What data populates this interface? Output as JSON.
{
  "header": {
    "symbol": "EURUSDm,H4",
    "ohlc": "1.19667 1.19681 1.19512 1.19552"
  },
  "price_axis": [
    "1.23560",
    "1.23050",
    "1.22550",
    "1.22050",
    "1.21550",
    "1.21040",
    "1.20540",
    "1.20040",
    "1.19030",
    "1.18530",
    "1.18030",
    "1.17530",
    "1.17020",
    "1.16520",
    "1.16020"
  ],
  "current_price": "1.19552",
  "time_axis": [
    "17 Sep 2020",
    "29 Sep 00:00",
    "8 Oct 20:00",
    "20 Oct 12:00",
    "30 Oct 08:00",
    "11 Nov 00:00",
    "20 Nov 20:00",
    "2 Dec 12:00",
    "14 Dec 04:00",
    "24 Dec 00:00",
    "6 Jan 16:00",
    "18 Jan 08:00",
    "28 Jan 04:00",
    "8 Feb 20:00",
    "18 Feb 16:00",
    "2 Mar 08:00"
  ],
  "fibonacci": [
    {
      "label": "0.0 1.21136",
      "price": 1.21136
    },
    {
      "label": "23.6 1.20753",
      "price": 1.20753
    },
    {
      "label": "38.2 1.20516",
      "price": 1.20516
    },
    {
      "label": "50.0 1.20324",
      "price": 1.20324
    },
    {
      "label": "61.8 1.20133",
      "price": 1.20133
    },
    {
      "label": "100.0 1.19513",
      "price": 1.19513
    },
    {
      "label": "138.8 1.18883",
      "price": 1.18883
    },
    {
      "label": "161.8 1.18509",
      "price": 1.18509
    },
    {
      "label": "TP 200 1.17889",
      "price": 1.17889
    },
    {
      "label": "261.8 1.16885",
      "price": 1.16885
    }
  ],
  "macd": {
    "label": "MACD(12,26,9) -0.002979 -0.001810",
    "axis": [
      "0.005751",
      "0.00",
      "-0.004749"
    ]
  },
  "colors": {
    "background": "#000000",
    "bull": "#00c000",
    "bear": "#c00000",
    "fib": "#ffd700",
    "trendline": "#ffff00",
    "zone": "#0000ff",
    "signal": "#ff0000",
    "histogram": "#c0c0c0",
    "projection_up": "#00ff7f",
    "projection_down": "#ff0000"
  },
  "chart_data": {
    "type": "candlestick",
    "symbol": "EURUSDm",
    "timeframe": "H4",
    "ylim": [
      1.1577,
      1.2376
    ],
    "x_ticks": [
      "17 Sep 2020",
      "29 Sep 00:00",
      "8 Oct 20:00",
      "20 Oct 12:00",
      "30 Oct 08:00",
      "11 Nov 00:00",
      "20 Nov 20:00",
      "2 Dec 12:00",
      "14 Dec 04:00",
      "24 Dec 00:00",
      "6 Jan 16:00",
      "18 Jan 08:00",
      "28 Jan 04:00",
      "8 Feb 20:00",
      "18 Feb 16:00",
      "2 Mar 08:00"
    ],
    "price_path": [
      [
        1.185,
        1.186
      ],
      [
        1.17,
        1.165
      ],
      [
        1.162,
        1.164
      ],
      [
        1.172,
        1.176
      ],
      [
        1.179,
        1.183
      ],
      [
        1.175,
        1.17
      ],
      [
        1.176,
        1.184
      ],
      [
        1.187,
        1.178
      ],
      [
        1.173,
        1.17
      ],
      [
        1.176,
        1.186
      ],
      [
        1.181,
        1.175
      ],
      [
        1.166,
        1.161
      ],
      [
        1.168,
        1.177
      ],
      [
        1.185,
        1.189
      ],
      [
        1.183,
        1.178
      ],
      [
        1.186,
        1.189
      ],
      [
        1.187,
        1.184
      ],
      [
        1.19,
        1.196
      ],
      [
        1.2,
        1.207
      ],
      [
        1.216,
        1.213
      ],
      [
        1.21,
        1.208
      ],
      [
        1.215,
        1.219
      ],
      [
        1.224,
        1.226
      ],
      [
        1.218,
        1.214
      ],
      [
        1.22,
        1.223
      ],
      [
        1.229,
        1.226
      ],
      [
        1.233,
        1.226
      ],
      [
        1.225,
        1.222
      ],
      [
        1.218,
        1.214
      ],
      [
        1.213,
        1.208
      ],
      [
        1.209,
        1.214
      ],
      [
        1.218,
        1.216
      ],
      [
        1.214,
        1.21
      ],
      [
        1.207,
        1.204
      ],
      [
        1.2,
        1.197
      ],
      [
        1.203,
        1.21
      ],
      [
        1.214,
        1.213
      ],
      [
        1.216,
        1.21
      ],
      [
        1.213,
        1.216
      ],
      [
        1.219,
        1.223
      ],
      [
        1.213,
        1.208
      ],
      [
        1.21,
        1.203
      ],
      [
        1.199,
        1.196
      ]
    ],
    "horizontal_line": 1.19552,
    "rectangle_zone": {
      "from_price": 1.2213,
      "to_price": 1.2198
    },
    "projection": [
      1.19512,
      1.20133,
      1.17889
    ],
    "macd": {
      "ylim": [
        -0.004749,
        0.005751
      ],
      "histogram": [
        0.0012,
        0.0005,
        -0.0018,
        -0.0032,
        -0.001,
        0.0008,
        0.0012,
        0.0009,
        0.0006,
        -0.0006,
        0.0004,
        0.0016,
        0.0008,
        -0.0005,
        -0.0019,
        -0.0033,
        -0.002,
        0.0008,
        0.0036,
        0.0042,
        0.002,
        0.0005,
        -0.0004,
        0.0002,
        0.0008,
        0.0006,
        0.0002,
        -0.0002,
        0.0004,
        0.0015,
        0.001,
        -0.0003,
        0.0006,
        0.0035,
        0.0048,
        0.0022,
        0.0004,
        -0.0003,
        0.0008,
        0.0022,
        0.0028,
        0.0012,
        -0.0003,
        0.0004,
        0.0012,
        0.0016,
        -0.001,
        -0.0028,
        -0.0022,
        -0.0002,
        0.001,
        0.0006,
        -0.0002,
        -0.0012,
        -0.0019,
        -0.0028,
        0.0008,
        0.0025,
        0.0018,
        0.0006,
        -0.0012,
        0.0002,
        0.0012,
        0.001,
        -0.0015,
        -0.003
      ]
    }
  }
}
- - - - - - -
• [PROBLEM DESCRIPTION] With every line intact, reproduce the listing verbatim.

• [TASK RESPONSE]
What data populates this interface? Output as JSON.
{
  "header": {
    "symbol": "EURUSDm,H4",
    "ohlc": "1.19667 1.19681 1.19512 1.19552"
  },
  "price_axis": [
    "1.23560",
    "1.23050",
    "1.22550",
    "1.22050",
    "1.21550",
    "1.21040",
    "1.20540",
    "1.20040",
    "1.19030",
    "1.18530",
    "1.18030",
    "1.17530",
    "1.17020",
    "1.16520",
    "1.16020"
  ],
  "current_price": "1.19552",
  "time_axis": [
    "17 Sep 2020",
    "29 Sep 00:00",
    "8 Oct 20:00",
    "20 Oct 12:00",
    "30 Oct 08:00",
    "11 Nov 00:00",
    "20 Nov 20:00",
    "2 Dec 12:00",
    "14 Dec 04:00",
    "24 Dec 00:00",
    "6 Jan 16:00",
    "18 Jan 08:00",
    "28 Jan 04:00",
    "8 Feb 20:00",
    "18 Feb 16:00",
    "2 Mar 08:00"
  ],
  "fibonacci": [
    {
      "label": "0.0 1.21136",
      "price": 1.21136
    },
    {
      "label": "23.6 1.20753",
      "price": 1.20753
    },
    {
      "label": "38.2 1.20516",
      "price": 1.20516
    },
    {
      "label": "50.0 1.20324",
      "price": 1.20324
    },
    {
      "label": "61.8 1.20133",
      "price": 1.20133
    },
    {
      "label": "100.0 1.19513",
      "price": 1.19513
    },
    {
      "label": "138.8 1.18883",
      "price": 1.18883
    },
    {
      "label": "161.8 1.18509",
      "price": 1.18509
    },
    {
      "label": "TP 200 1.17889",
      "price": 1.17889
    },
    {
      "label": "261.8 1.16885",
      "price": 1.16885
    }
  ],
  "macd": {
    "label": "MACD(12,26,9) -0.002979 -0.001810",
    "axis": [
      "0.005751",
      "0.00",
      "-0.004749"
    ]
  },
  "colors": {
    "background": "#000000",
    "bull": "#00c000",
    "bear": "#c00000",
    "fib": "#ffd700",
    "trendline": "#ffff00",
    "zone": "#0000ff",
    "signal": "#ff0000",
    "histogram": "#c0c0c0",
    "projection_up": "#00ff7f",
    "projection_down": "#ff0000"
  },
  "chart_data": {
    "type": "candlestick",
    "symbol": "EURUSDm",
    "timeframe": "H4",
    "ylim": [
      1.1577,
      1.2376
    ],
    "x_ticks": [
      "17 Sep 2020",
      "29 Sep 00:00",
      "8 Oct 20:00",
      "20 Oct 12:00",
      "30 Oct 08:00",
      "11 Nov 00:00",
      "20 Nov 20:00",
      "2 Dec 12:00",
      "14 Dec 04:00",
      "24 Dec 00:00",
      "6 Jan 16:00",
      "18 Jan 08:00",
      "28 Jan 04:00",
      "8 Feb 20:00",
      "18 Feb 16:00",
      "2 Mar 08:00"
    ],
    "price_path": [
      [
        1.185,
        1.186
      ],
      [
        1.17,
        1.165
      ],
      [
        1.162,
        1.164
      ],
      [
        1.172,
        1.176
      ],
      [
        1.179,
        1.183
      ],
      [
        1.175,
        1.17
      ],
      [
        1.176,
        1.184
      ],
      [
        1.187,
        1.178
      ],
      [
        1.173,
        1.17
      ],
      [
        1.176,
        1.186
      ],
      [
        1.181,
        1.175
      ],
      [
        1.166,
        1.161
      ],
      [
        1.168,
        1.177
      ],
      [
        1.185,
        1.189
      ],
      [
        1.183,
        1.178
      ],
      [
        1.186,
        1.189
      ],
      [
        1.187,
        1.184
      ],
      [
        1.19,
        1.196
      ],
      [
        1.2,
        1.207
      ],
      [
        1.216,
        1.213
      ],
      [
        1.21,
        1.208
      ],
      [
        1.215,
        1.219
      ],
      [
        1.224,
        1.226
      ],
      [
        1.218,
        1.214
      ],
      [
        1.22,
        1.223
      ],
      [
        1.229,
        1.226
      ],
      [
        1.233,
        1.226
      ],
      [
        1.225,
        1.222
      ],
      [
        1.218,
        1.214
      ],
      [
        1.213,
        1.208
      ],
      [
        1.209,
        1.214
      ],
      [
        1.218,
        1.216
      ],
      [
        1.214,
        1.21
      ],
      [
        1.207,
        1.204
      ],
      [
        1.2,
        1.197
      ],
      [
        1.203,
        1.21
      ],
      [
        1.214,
        1.213
      ],
      [
        1.216,
        1.21
      ],
      [
        1.213,
        1.216
      ],
      [
        1.219,
        1.223
      ],
      [
        1.213,
        1.208
      ],
      [
        1.21,
        1.203
      ],
      [
        1.199,
        1.196
      ]
    ],
    "horizontal_line": 1.19552,
    "rectangle_zone": {
      "from_price": 1.2213,
      "to_price": 1.2198
    },
    "projection": [
      1.19512,
      1.20133,
      1.17889
    ],
    "macd": {
      "ylim": [
        -0.004749,
        0.005751
      ],
      "histogram": [
        0.0012,
        0.0005,
        -0.0018,
        -0.0032,
        -0.001,
        0.0008,
        0.0012,
        0.0009,
        0.0006,
        -0.0006,
        0.0004,
        0.0016,
        0.0008,
        -0.0005,
        -0.0019,
        -0.0033,
        -0.002,
        0.0008,
        0.0036,
        0.0042,
        0.002,
        0.0005,
        -0.0004,
        0.0002,
        0.0008,
        0.0006,
        0.0002,
        -0.0002,
        0.0004,
        0.0015,
        0.001,
        -0.0003,
        0.0006,
        0.0035,
        0.0048,
        0.0022,
        0.0004,
        -0.0003,
        0.0008,
        0.0022,
        0.0028,
        0.0012,
        -0.0003,
        0.0004,
        0.0012,
        0.0016,
        -0.001,
        -0.0028,
        -0.0022,
        -0.0002,
        0.001,
        0.0006,
        -0.0002,
        -0.0012,
        -0.0019,
        -0.0028,
        0.0008,
        0.0025,
        0.0018,
        0.0006,
        -0.0012,
        0.0002,
        0.0012,
        0.001,
        -0.0015,
        -0.003
      ]
    }
  }
}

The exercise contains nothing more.